Olney: In the 1970s, the OPEC oil crisis led to a reduction in the oil supply, which sent oil and fuel prices up. And that was, again, a supply restriction. At the time, that led to increases in the prices of many things because fuel was an important ingredient in so many things that we produced, and inflation took off.

So that’s the historical period that I think is particularly relevant because it leads into how our expectations of inflation are changing. There is a survey that’s conducted every month where folks from the University of Michigan go out and ask a bunch of consumers what they think the inflation rate is going to be in the next month and the next year. Those answers are called our “inflationary expectations.”

The inflation of the 1970s followed a 15- to 20-year period of stable inflation, where people’s answers to that question had not changed much from month to month. This episode we’re going through right now is following 30 years of stable inflation, where people’s answers to that question have not changed much from month to month either. And so, the parallels are rising prices, driven at first by supply constraints, as well as people’s inflationary expectations. People are expecting a higher inflation rate than they were a few months ago.

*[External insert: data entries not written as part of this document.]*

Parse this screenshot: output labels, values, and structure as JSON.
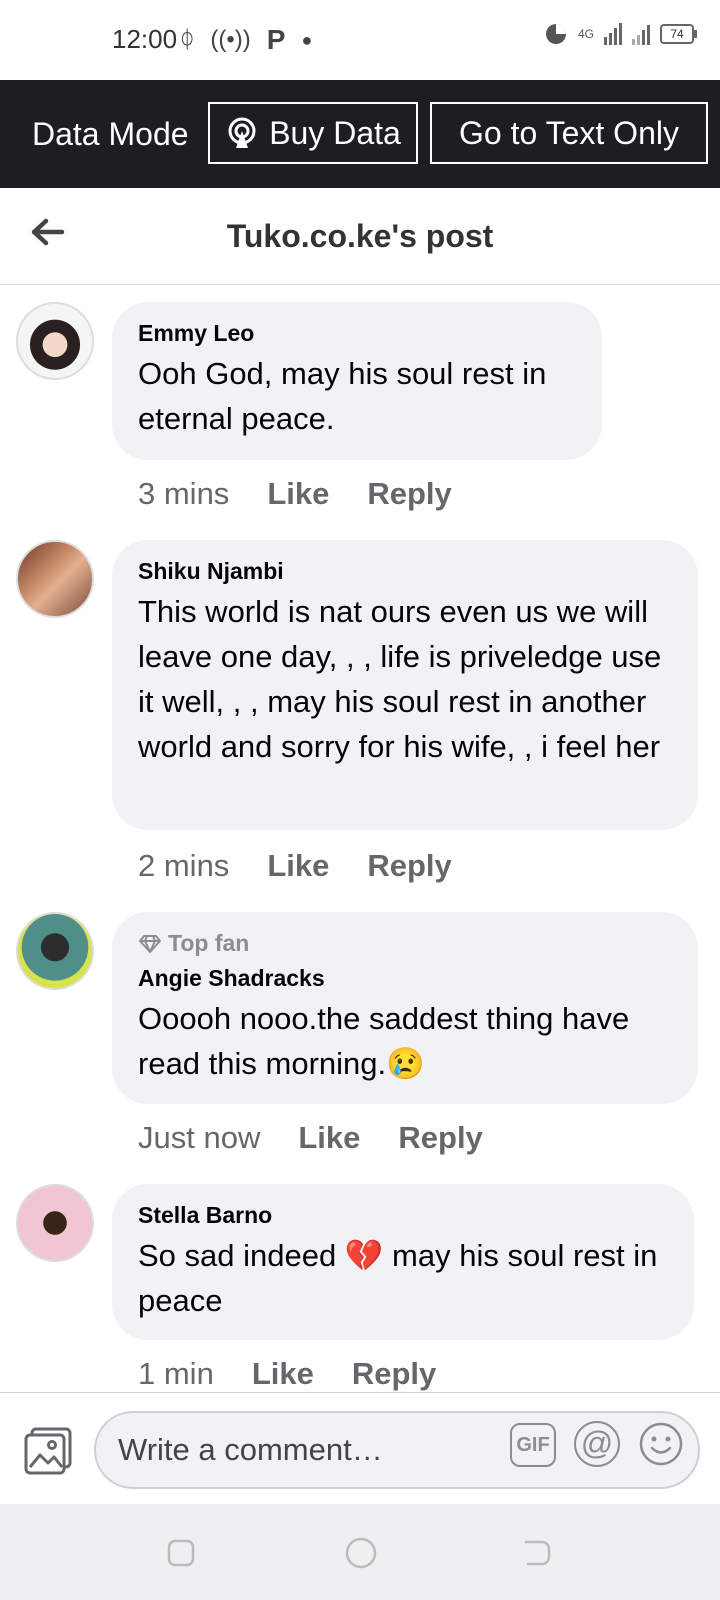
{
  "status_bar": {
    "time": "12:00",
    "battery": "74",
    "network": "4G"
  },
  "data_bar": {
    "label": "Data Mode",
    "buy_data": "Buy Data",
    "text_only": "Go to Text Only"
  },
  "header": {
    "title": "Tuko.co.ke's post"
  },
  "comments": [
    {
      "author": "Emmy Leo",
      "text": "Ooh God, may his soul rest in eternal peace.",
      "time": "3 mins",
      "like": "Like",
      "reply": "Reply"
    },
    {
      "author": "Shiku Njambi",
      "text": "This world is nat ours even us we will leave one day, , , life is priveledge use it well, , , may his soul rest in another world and sorry for his wife, , i feel her",
      "time": "2 mins",
      "like": "Like",
      "reply": "Reply"
    },
    {
      "badge": "Top fan",
      "author": "Angie Shadracks",
      "text": "Ooooh nooo.the saddest thing have read this morning.😢",
      "time": "Just now",
      "like": "Like",
      "reply": "Reply"
    },
    {
      "author": "Stella Barno",
      "text": "So sad indeed 💔 may his soul rest in peace",
      "time": "1 min",
      "like": "Like",
      "reply": "Reply"
    }
  ],
  "composer": {
    "placeholder": "Write a comment…",
    "gif": "GIF",
    "mention": "@"
  },
  "colors": {
    "data_bar": "#1c1e21",
    "bubble": "#f0f2f5",
    "meta": "#65676b"
  }
}
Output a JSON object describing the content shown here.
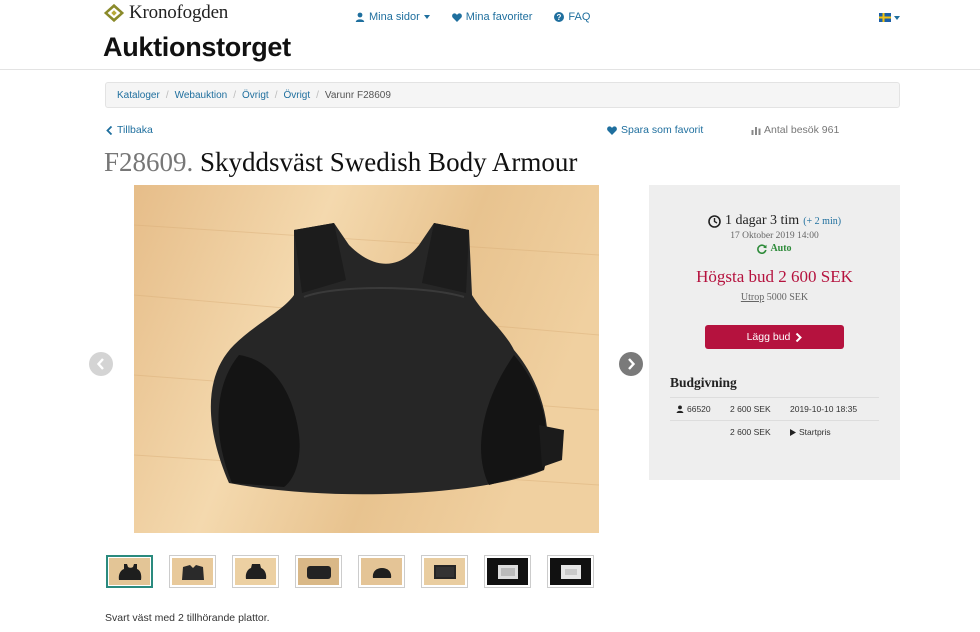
{
  "brand": {
    "name": "Kronofogden",
    "site_title": "Auktionstorget"
  },
  "topnav": {
    "my_pages": "Mina sidor",
    "favorites": "Mina favoriter",
    "faq": "FAQ"
  },
  "breadcrumb": [
    "Kataloger",
    "Webauktion",
    "Övrigt",
    "Övrigt",
    "Varunr F28609"
  ],
  "actions": {
    "back": "Tillbaka",
    "save_favorite": "Spara som favorit",
    "visits": "Antal besök 961"
  },
  "item": {
    "number": "F28609.",
    "name": "Skyddsväst Swedish Body Armour",
    "description": "Svart väst med 2 tillhörande plattor."
  },
  "auction": {
    "time_left": "1 dagar 3 tim",
    "time_extension": "(+ 2 min)",
    "end_date": "17 Oktober 2019 14:00",
    "auto_label": "Auto",
    "highest_bid": "Högsta bud 2 600 SEK",
    "reserve_label": "Utrop",
    "reserve_value": "5000 SEK",
    "bid_button": "Lägg bud"
  },
  "bidding": {
    "heading": "Budgivning",
    "rows": [
      {
        "bidder": "66520",
        "amount": "2 600 SEK",
        "info": "2019-10-10 18:35"
      },
      {
        "bidder": "",
        "amount": "2 600 SEK",
        "info": "Startpris"
      }
    ]
  },
  "thumbnails": {
    "count": 8,
    "selected_index": 0
  },
  "colors": {
    "link": "#1f6f9e",
    "accent": "#b5123e",
    "auto": "#2e8b3a",
    "thumb_selected": "#2a8a7e"
  }
}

Who is responsible for reducing inflation, and what tools do they have?

Olney: The primary agency in the United States for fighting inflation is the Federal Reserve. The tool that the Federal Reserve has is changing interest rates. There are some regulatory agencies that may be able to adjust their regulations and bring prices down a little, but the real changes that matter are the Federal Reserve and its use of interest rates. The Federal Reserve will either slow the economy by increasing interest rates, or boost the economy by decreasing interest rates.

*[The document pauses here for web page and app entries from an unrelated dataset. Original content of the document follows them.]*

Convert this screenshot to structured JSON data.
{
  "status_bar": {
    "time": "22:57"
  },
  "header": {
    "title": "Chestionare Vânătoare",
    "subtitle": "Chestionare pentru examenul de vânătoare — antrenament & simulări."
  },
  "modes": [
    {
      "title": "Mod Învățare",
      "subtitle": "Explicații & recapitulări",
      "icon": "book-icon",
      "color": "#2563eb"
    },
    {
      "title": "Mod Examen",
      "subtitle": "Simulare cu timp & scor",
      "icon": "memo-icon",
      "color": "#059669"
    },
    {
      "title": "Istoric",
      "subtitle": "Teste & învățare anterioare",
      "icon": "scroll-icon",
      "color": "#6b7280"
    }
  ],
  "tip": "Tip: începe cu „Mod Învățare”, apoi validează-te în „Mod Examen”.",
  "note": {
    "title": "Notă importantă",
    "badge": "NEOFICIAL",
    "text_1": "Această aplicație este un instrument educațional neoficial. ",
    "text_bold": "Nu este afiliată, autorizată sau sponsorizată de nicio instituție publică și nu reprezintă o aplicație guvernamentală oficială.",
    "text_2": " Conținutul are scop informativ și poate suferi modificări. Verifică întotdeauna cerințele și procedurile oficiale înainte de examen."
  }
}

What stabilized prices after that similar period in the 1970s?

Olney: The Federal Reserve broke that inflation by undertaking extraordinarily tight, conservative and contractionary monetary policies. They increased interest rates as high as 18%. So, to get a mortgage to buy a house, the interest rates were 16% to 18%. That brought demand to a screeching halt, made the economy contract and triggered the most severe recession we’d had since the 1930s. And that reduced demand for products and led to, ultimately, a decrease in prices.

The other piece of the inflation puzzle is what’s happening to people’s expectations. In the early 1980s, President Ronald Reagan went on camera from the White House and assured everyone that he was in control and the Federal Reserve was going to solve this problem. Together with the changes in interest rates that caused unemployment to soar, Reagan’s reassurances led to a drop in people’s expectations that some economists believe was key in lowering inflation in the early 1980s.

Is it possible to stabilize prices without causing a recession?

Olney: A recession is when the total amount of goods and services that are produced in a month is less than it was the month before. So, the amount of goods and services that we’re producing is getting smaller and smaller, month by month.

What the Fed is hoping to do is slow the rate of increase – that’s what they mean by a “soft landing.”

So instead of increasing the production rate at, say, 2% per year from month to month, maybe we could increase it 1% per year. In that case, we wouldn’t have a recession; we would just have a decrease in the amount of growth.

Watch the full interview to hear more about how examining historical periods of inflation can help us understand what’s happening to markets now.

SciLine is a free service based at the nonprofit American Association for the Advancement of Science that helps journalists include scientific evidence and experts in their news stories.

Martha Olney, Teaching Professor Emerita of Economics, University of California, Berkeley

This article is republished from The Conversation under a Creative Commons license. Read the original article.